··· INFORMATION PROVIDED

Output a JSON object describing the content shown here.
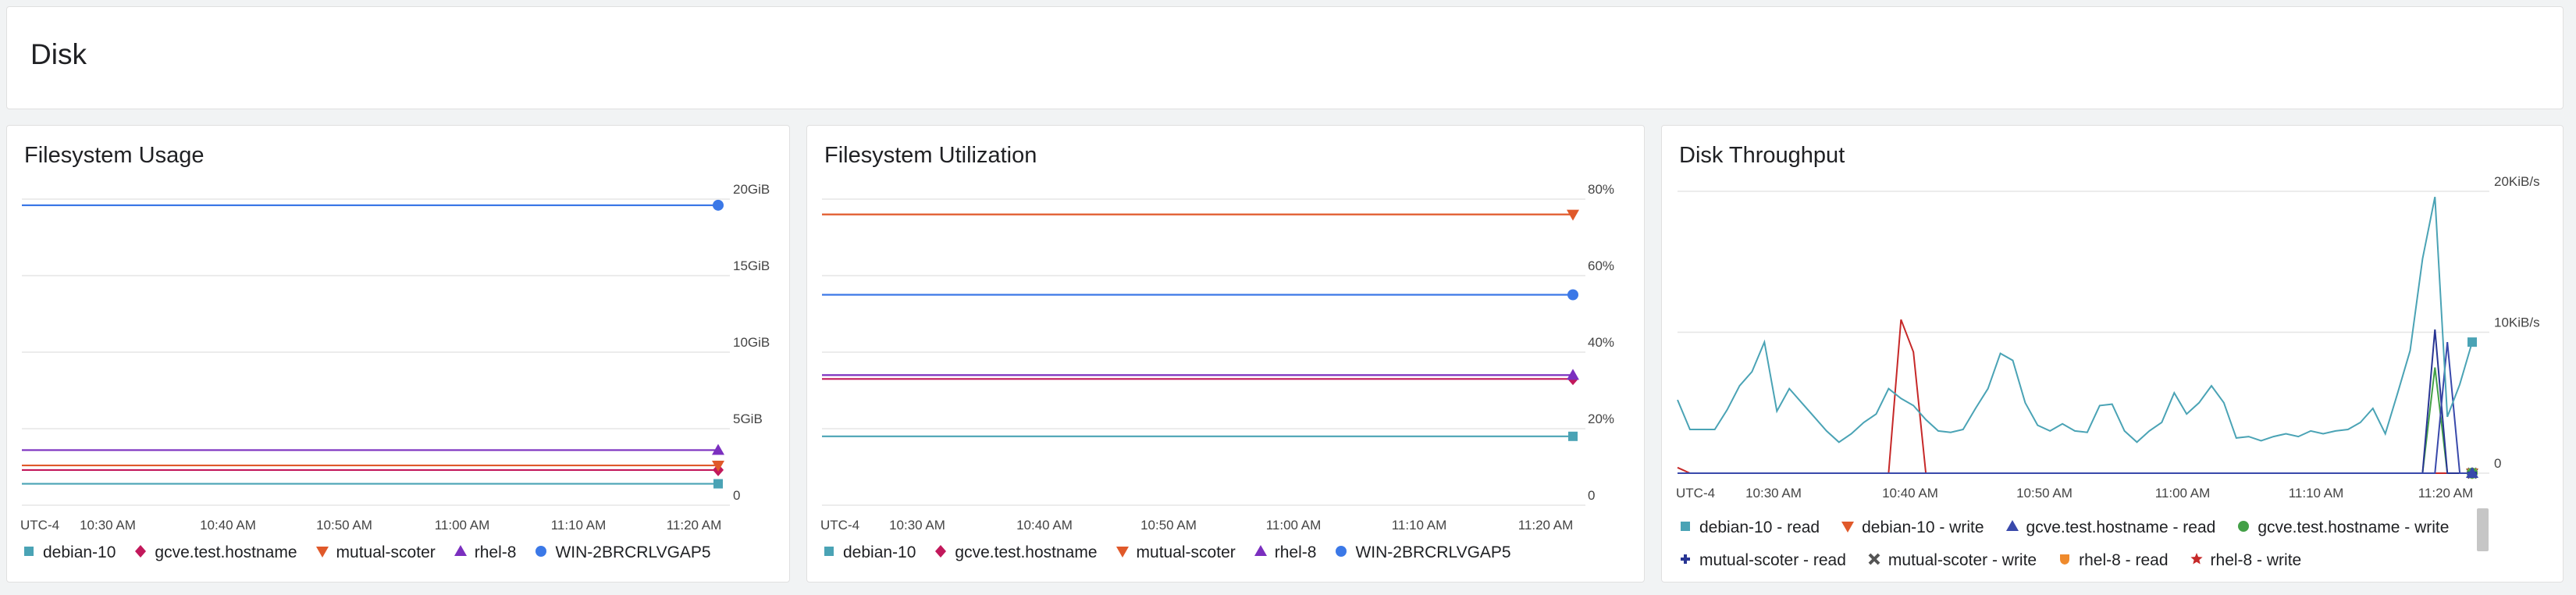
{
  "page": {
    "title": "Disk"
  },
  "time_axis": {
    "timezone": "UTC-4",
    "ticks": [
      "10:30 AM",
      "10:40 AM",
      "10:50 AM",
      "11:00 AM",
      "11:10 AM",
      "11:20 AM"
    ]
  },
  "colors": {
    "debian-10": "#4aa3b5",
    "gcve.test.hostname": "#c2185b",
    "mutual-scoter": "#e0592a",
    "rhel-8": "#7b2fbf",
    "WIN-2BRCRLVGAP5": "#3b78e7"
  },
  "filesystem_usage": {
    "title": "Filesystem Usage",
    "legend": [
      "debian-10",
      "gcve.test.hostname",
      "mutual-scoter",
      "rhel-8",
      "WIN-2BRCRLVGAP5"
    ]
  },
  "filesystem_utilization": {
    "title": "Filesystem Utilization",
    "legend": [
      "debian-10",
      "gcve.test.hostname",
      "mutual-scoter",
      "rhel-8",
      "WIN-2BRCRLVGAP5"
    ]
  },
  "disk_throughput": {
    "title": "Disk Throughput",
    "legend": [
      "debian-10 - read",
      "debian-10 - write",
      "gcve.test.hostname - read",
      "gcve.test.hostname - write",
      "mutual-scoter - read",
      "mutual-scoter - write",
      "rhel-8 - read",
      "rhel-8 - write"
    ]
  },
  "chart_data": [
    {
      "type": "line",
      "title": "Filesystem Usage",
      "x_range": [
        "10:24",
        "11:22"
      ],
      "y_ticks": [
        "0",
        "5GiB",
        "10GiB",
        "15GiB",
        "20GiB"
      ],
      "ylim": [
        0,
        20
      ],
      "y_unit": "GiB",
      "grid": true,
      "series": [
        {
          "name": "debian-10",
          "marker": "square",
          "y": 1.4
        },
        {
          "name": "gcve.test.hostname",
          "marker": "diamond",
          "y": 2.3
        },
        {
          "name": "mutual-scoter",
          "marker": "triangle-down",
          "y": 2.6
        },
        {
          "name": "rhel-8",
          "marker": "triangle-up",
          "y": 3.6
        },
        {
          "name": "WIN-2BRCRLVGAP5",
          "marker": "circle",
          "y": 19.6
        }
      ]
    },
    {
      "type": "line",
      "title": "Filesystem Utilization",
      "x_range": [
        "10:24",
        "11:22"
      ],
      "y_ticks": [
        "0",
        "20%",
        "40%",
        "60%",
        "80%"
      ],
      "ylim": [
        0,
        80
      ],
      "y_unit": "%",
      "grid": true,
      "series": [
        {
          "name": "debian-10",
          "marker": "square",
          "y": 18
        },
        {
          "name": "gcve.test.hostname",
          "marker": "diamond",
          "y": 33
        },
        {
          "name": "mutual-scoter",
          "marker": "triangle-down",
          "y": 76
        },
        {
          "name": "rhel-8",
          "marker": "triangle-up",
          "y": 34
        },
        {
          "name": "WIN-2BRCRLVGAP5",
          "marker": "circle",
          "y": 55
        }
      ]
    },
    {
      "type": "line",
      "title": "Disk Throughput",
      "x_range": [
        "10:24",
        "11:22"
      ],
      "y_ticks": [
        "0",
        "10KiB/s",
        "20KiB/s"
      ],
      "ylim": [
        0,
        20
      ],
      "y_unit": "KiB/s",
      "grid": true,
      "series": [
        {
          "name": "debian-10 - read",
          "color": "#4aa3b5",
          "marker": "square",
          "y": [
            5.2,
            3.1,
            3.1,
            3.1,
            4.5,
            6.2,
            7.2,
            9.3,
            4.4,
            6.0,
            5.0,
            4.0,
            3.0,
            2.2,
            2.8,
            3.6,
            4.2,
            6.0,
            5.3,
            4.8,
            3.8,
            3.0,
            2.9,
            3.1,
            4.6,
            6.0,
            8.5,
            8.0,
            5.0,
            3.4,
            3.0,
            3.5,
            3.0,
            2.9,
            4.8,
            4.9,
            3.0,
            2.2,
            3.0,
            3.6,
            5.7,
            4.2,
            5.0,
            6.2,
            5.0,
            2.5,
            2.6,
            2.3,
            2.6,
            2.8,
            2.6,
            3.0,
            2.8,
            3.0,
            3.1,
            3.6,
            4.6,
            2.8,
            5.7,
            8.7,
            15.2,
            19.6,
            4.0,
            6.3,
            9.3
          ]
        },
        {
          "name": "rhel-8 - write",
          "color": "#c62828",
          "marker": "star",
          "y": [
            0.4,
            0,
            0,
            0,
            0,
            0,
            0,
            0,
            0,
            0,
            0,
            0,
            0,
            0,
            0,
            0,
            0,
            0,
            10.9,
            8.6,
            0,
            0,
            0,
            0,
            0,
            0,
            0,
            0,
            0,
            0,
            0,
            0,
            0,
            0,
            0,
            0,
            0,
            0,
            0,
            0,
            0,
            0,
            0,
            0,
            0,
            0,
            0,
            0,
            0,
            0,
            0,
            0,
            0,
            0,
            0,
            0,
            0,
            0,
            0,
            0,
            0,
            0,
            0,
            0,
            0
          ]
        },
        {
          "name": "gcve.test.hostname - write",
          "color": "#43a047",
          "marker": "circle",
          "y": [
            0,
            0,
            0,
            0,
            0,
            0,
            0,
            0,
            0,
            0,
            0,
            0,
            0,
            0,
            0,
            0,
            0,
            0,
            0,
            0,
            0,
            0,
            0,
            0,
            0,
            0,
            0,
            0,
            0,
            0,
            0,
            0,
            0,
            0,
            0,
            0,
            0,
            0,
            0,
            0,
            0,
            0,
            0,
            0,
            0,
            0,
            0,
            0,
            0,
            0,
            0,
            0,
            0,
            0,
            0,
            0,
            0,
            0,
            0,
            0,
            0,
            7.5,
            0,
            0,
            0
          ]
        },
        {
          "name": "mutual-scoter - read",
          "color": "#283593",
          "marker": "cross",
          "y": [
            0,
            0,
            0,
            0,
            0,
            0,
            0,
            0,
            0,
            0,
            0,
            0,
            0,
            0,
            0,
            0,
            0,
            0,
            0,
            0,
            0,
            0,
            0,
            0,
            0,
            0,
            0,
            0,
            0,
            0,
            0,
            0,
            0,
            0,
            0,
            0,
            0,
            0,
            0,
            0,
            0,
            0,
            0,
            0,
            0,
            0,
            0,
            0,
            0,
            0,
            0,
            0,
            0,
            0,
            0,
            0,
            0,
            0,
            0,
            0,
            0,
            10.2,
            0,
            0,
            0
          ]
        },
        {
          "name": "gcve.test.hostname - read",
          "color": "#3949ab",
          "marker": "triangle-up",
          "y": [
            0,
            0,
            0,
            0,
            0,
            0,
            0,
            0,
            0,
            0,
            0,
            0,
            0,
            0,
            0,
            0,
            0,
            0,
            0,
            0,
            0,
            0,
            0,
            0,
            0,
            0,
            0,
            0,
            0,
            0,
            0,
            0,
            0,
            0,
            0,
            0,
            0,
            0,
            0,
            0,
            0,
            0,
            0,
            0,
            0,
            0,
            0,
            0,
            0,
            0,
            0,
            0,
            0,
            0,
            0,
            0,
            0,
            0,
            0,
            0,
            0,
            0,
            9.3,
            0,
            0
          ]
        },
        {
          "name": "debian-10 - write",
          "color": "#e0592a",
          "marker": "triangle-down",
          "y": [
            0,
            0,
            0,
            0,
            0,
            0,
            0,
            0,
            0,
            0,
            0,
            0,
            0,
            0,
            0,
            0,
            0,
            0,
            0,
            0,
            0,
            0,
            0,
            0,
            0,
            0,
            0,
            0,
            0,
            0,
            0,
            0,
            0,
            0,
            0,
            0,
            0,
            0,
            0,
            0,
            0,
            0,
            0,
            0,
            0,
            0,
            0,
            0,
            0,
            0,
            0,
            0,
            0,
            0,
            0,
            0,
            0,
            0,
            0,
            0,
            0,
            0,
            0,
            0,
            0
          ]
        },
        {
          "name": "mutual-scoter - write",
          "color": "#555555",
          "marker": "x",
          "y": [
            0,
            0,
            0,
            0,
            0,
            0,
            0,
            0,
            0,
            0,
            0,
            0,
            0,
            0,
            0,
            0,
            0,
            0,
            0,
            0,
            0,
            0,
            0,
            0,
            0,
            0,
            0,
            0,
            0,
            0,
            0,
            0,
            0,
            0,
            0,
            0,
            0,
            0,
            0,
            0,
            0,
            0,
            0,
            0,
            0,
            0,
            0,
            0,
            0,
            0,
            0,
            0,
            0,
            0,
            0,
            0,
            0,
            0,
            0,
            0,
            0,
            0,
            0,
            0,
            0
          ]
        },
        {
          "name": "rhel-8 - read",
          "color": "#ef8a2c",
          "marker": "shield",
          "y": [
            0,
            0,
            0,
            0,
            0,
            0,
            0,
            0,
            0,
            0,
            0,
            0,
            0,
            0,
            0,
            0,
            0,
            0,
            0,
            0,
            0,
            0,
            0,
            0,
            0,
            0,
            0,
            0,
            0,
            0,
            0,
            0,
            0,
            0,
            0,
            0,
            0,
            0,
            0,
            0,
            0,
            0,
            0,
            0,
            0,
            0,
            0,
            0,
            0,
            0,
            0,
            0,
            0,
            0,
            0,
            0,
            0,
            0,
            0,
            0,
            0,
            0,
            0,
            0,
            0
          ]
        }
      ]
    }
  ]
}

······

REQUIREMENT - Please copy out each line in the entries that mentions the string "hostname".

WRITTEN RESPONSE -
    "gcve.test.hostname": "#c2185b",
      "gcve.test.hostname",
      "gcve.test.hostname",
      "gcve.test.hostname - read",
      "gcve.test.hostname - write",
          "name": "gcve.test.hostname",
          "name": "gcve.test.hostname",
          "name": "gcve.test.hostname - write",
          "name": "gcve.test.hostname - read",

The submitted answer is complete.